• [INFORMATION GIVEN]
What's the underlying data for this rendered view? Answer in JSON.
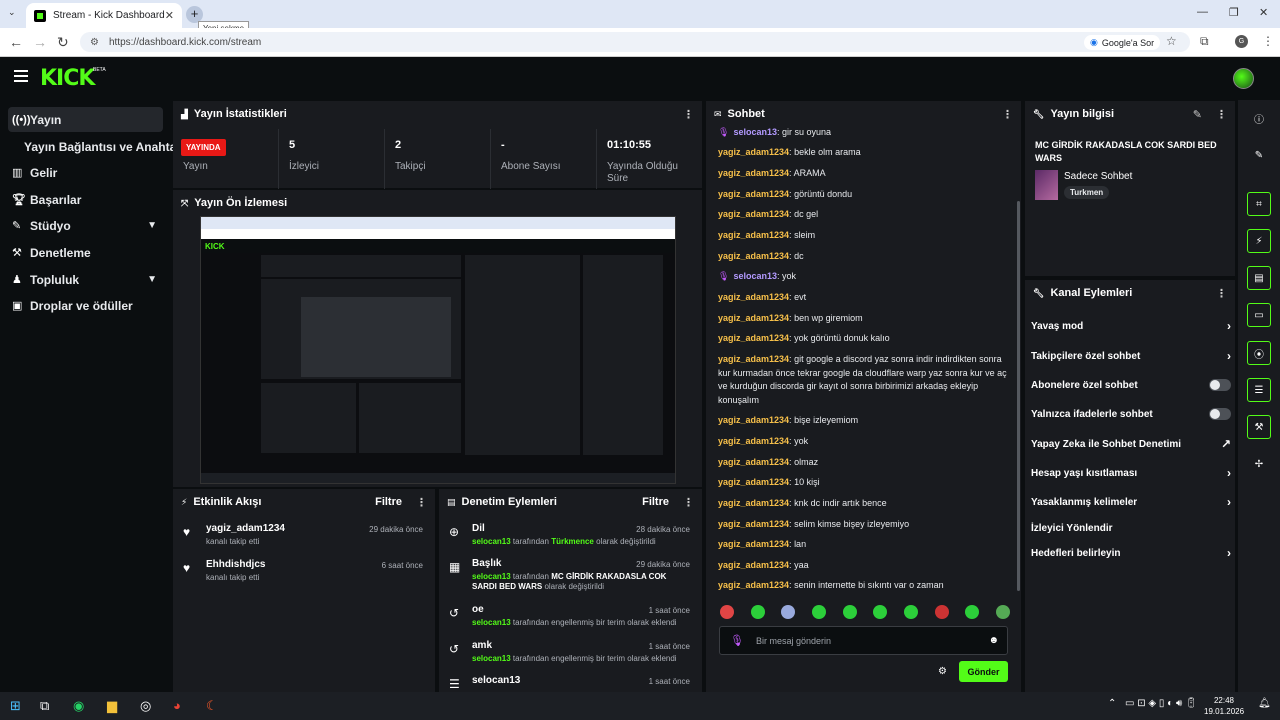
{
  "browser": {
    "tab_title": "Stream - Kick Dashboard",
    "tab_close": "✕",
    "new_tab": "+",
    "tooltip": "Yeni sekme",
    "url": "https://dashboard.kick.com/stream",
    "google_sor": "Google'a Sor",
    "profile_initial": "G"
  },
  "app": {
    "logo": "KICK",
    "beta": "BETA"
  },
  "sidebar": {
    "items": [
      {
        "label": "Yayın",
        "icon": "broadcast-icon"
      },
      {
        "label": "Yayın Bağlantısı ve Anahtarı"
      },
      {
        "label": "Gelir",
        "icon": "chart-icon"
      },
      {
        "label": "Başarılar",
        "icon": "trophy-icon"
      },
      {
        "label": "Stüdyo",
        "icon": "studio-icon"
      },
      {
        "label": "Denetleme",
        "icon": "hammer-icon"
      },
      {
        "label": "Topluluk",
        "icon": "community-icon"
      },
      {
        "label": "Droplar ve ödüller",
        "icon": "gift-icon"
      }
    ]
  },
  "stats": {
    "title": "Yayın İstatistikleri",
    "live_badge": "YAYINDA",
    "items": [
      {
        "value": "",
        "label": "Yayın"
      },
      {
        "value": "5",
        "label": "İzleyici"
      },
      {
        "value": "2",
        "label": "Takipçi"
      },
      {
        "value": "-",
        "label": "Abone Sayısı"
      },
      {
        "value": "01:10:55",
        "label": "Yayında Olduğu Süre"
      }
    ]
  },
  "preview": {
    "title": "Yayın Ön İzlemesi"
  },
  "activity": {
    "title": "Etkinlik Akışı",
    "filter": "Filtre",
    "items": [
      {
        "who": "yagiz_adam1234",
        "what": "kanalı takip etti",
        "when": "29 dakika önce"
      },
      {
        "who": "Ehhdishdjcs",
        "what": "kanalı takip etti",
        "when": "6 saat önce"
      }
    ]
  },
  "moderation": {
    "title": "Denetim Eylemleri",
    "filter": "Filtre",
    "items": [
      {
        "title": "Dil",
        "user": "selocan13",
        "by": " tarafından ",
        "value": "Türkmence",
        "rest": " olarak değiştirildi",
        "when": "28 dakika önce"
      },
      {
        "title": "Başlık",
        "user": "selocan13",
        "by": " tarafından ",
        "value": "MC GİRDİK RAKADASLA COK SARDI BED WARS",
        "rest": " olarak değiştirildi",
        "when": "29 dakika önce"
      },
      {
        "title": "oe",
        "user": "selocan13",
        "by": " tarafından engellenmiş bir terim olarak eklendi",
        "value": "",
        "rest": "",
        "when": "1 saat önce"
      },
      {
        "title": "amk",
        "user": "selocan13",
        "by": " tarafından engellenmiş bir terim olarak eklendi",
        "value": "",
        "rest": "",
        "when": "1 saat önce"
      },
      {
        "title": "selocan13",
        "user": "",
        "by": "",
        "value": "",
        "rest": "",
        "when": "1 saat önce"
      }
    ]
  },
  "chat": {
    "title": "Sohbet",
    "messages": [
      {
        "user": "selocan13",
        "text": "gir su oyuna",
        "mod": true
      },
      {
        "user": "yagiz_adam1234",
        "text": "bekle olm arama"
      },
      {
        "user": "yagiz_adam1234",
        "text": "ARAMA"
      },
      {
        "user": "yagiz_adam1234",
        "text": "görüntü dondu"
      },
      {
        "user": "yagiz_adam1234",
        "text": "dc gel"
      },
      {
        "user": "yagiz_adam1234",
        "text": "sleim"
      },
      {
        "user": "yagiz_adam1234",
        "text": "dc"
      },
      {
        "user": "selocan13",
        "text": "yok",
        "mod": true
      },
      {
        "user": "yagiz_adam1234",
        "text": "evt"
      },
      {
        "user": "yagiz_adam1234",
        "text": "ben wp giremiom"
      },
      {
        "user": "yagiz_adam1234",
        "text": "yok görüntü donuk kalıo"
      },
      {
        "user": "yagiz_adam1234",
        "text": "git google a discord yaz sonra indir indirdikten sonra kur kurmadan önce tekrar google da cloudflare warp yaz sonra kur ve aç ve kurduğun discorda gir kayıt ol sonra birbirimizi arkadaş ekleyip konuşalım"
      },
      {
        "user": "yagiz_adam1234",
        "text": "bişe izleyemiom"
      },
      {
        "user": "yagiz_adam1234",
        "text": "yok"
      },
      {
        "user": "yagiz_adam1234",
        "text": "olmaz"
      },
      {
        "user": "yagiz_adam1234",
        "text": "10 kişi"
      },
      {
        "user": "yagiz_adam1234",
        "text": "knk dc indir artık bence"
      },
      {
        "user": "yagiz_adam1234",
        "text": "selim kimse bişey izleyemiyo"
      },
      {
        "user": "yagiz_adam1234",
        "text": "lan"
      },
      {
        "user": "yagiz_adam1234",
        "text": "yaa"
      },
      {
        "user": "yagiz_adam1234",
        "text": "senin internette bi sıkıntı var o zaman"
      }
    ],
    "input_placeholder": "Bir mesaj gönderin",
    "send": "Gönder"
  },
  "stream_info": {
    "title": "Yayın bilgisi",
    "stream_title": "MC GİRDİK RAKADASLA COK SARDI BED WARS",
    "category": "Sadece Sohbet",
    "tag": "Turkmen"
  },
  "channel_actions": {
    "title": "Kanal Eylemleri",
    "items": [
      {
        "label": "Yavaş mod",
        "ctrl": "arrow"
      },
      {
        "label": "Takipçilere özel sohbet",
        "ctrl": "arrow"
      },
      {
        "label": "Abonelere özel sohbet",
        "ctrl": "toggle"
      },
      {
        "label": "Yalnızca ifadelerle sohbet",
        "ctrl": "toggle"
      },
      {
        "label": "Yapay Zeka ile Sohbet Denetimi",
        "ctrl": "external"
      },
      {
        "label": "Hesap yaşı kısıtlaması",
        "ctrl": "arrow"
      },
      {
        "label": "Yasaklanmış kelimeler",
        "ctrl": "arrow"
      },
      {
        "label": "İzleyici Yönlendir",
        "ctrl": "none"
      },
      {
        "label": "Hedefleri belirleyin",
        "ctrl": "arrow"
      }
    ]
  },
  "taskbar": {
    "time": "22:48",
    "date": "19.01.2026"
  }
}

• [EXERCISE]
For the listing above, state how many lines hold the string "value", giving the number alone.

• [TASK RESPONSE]
10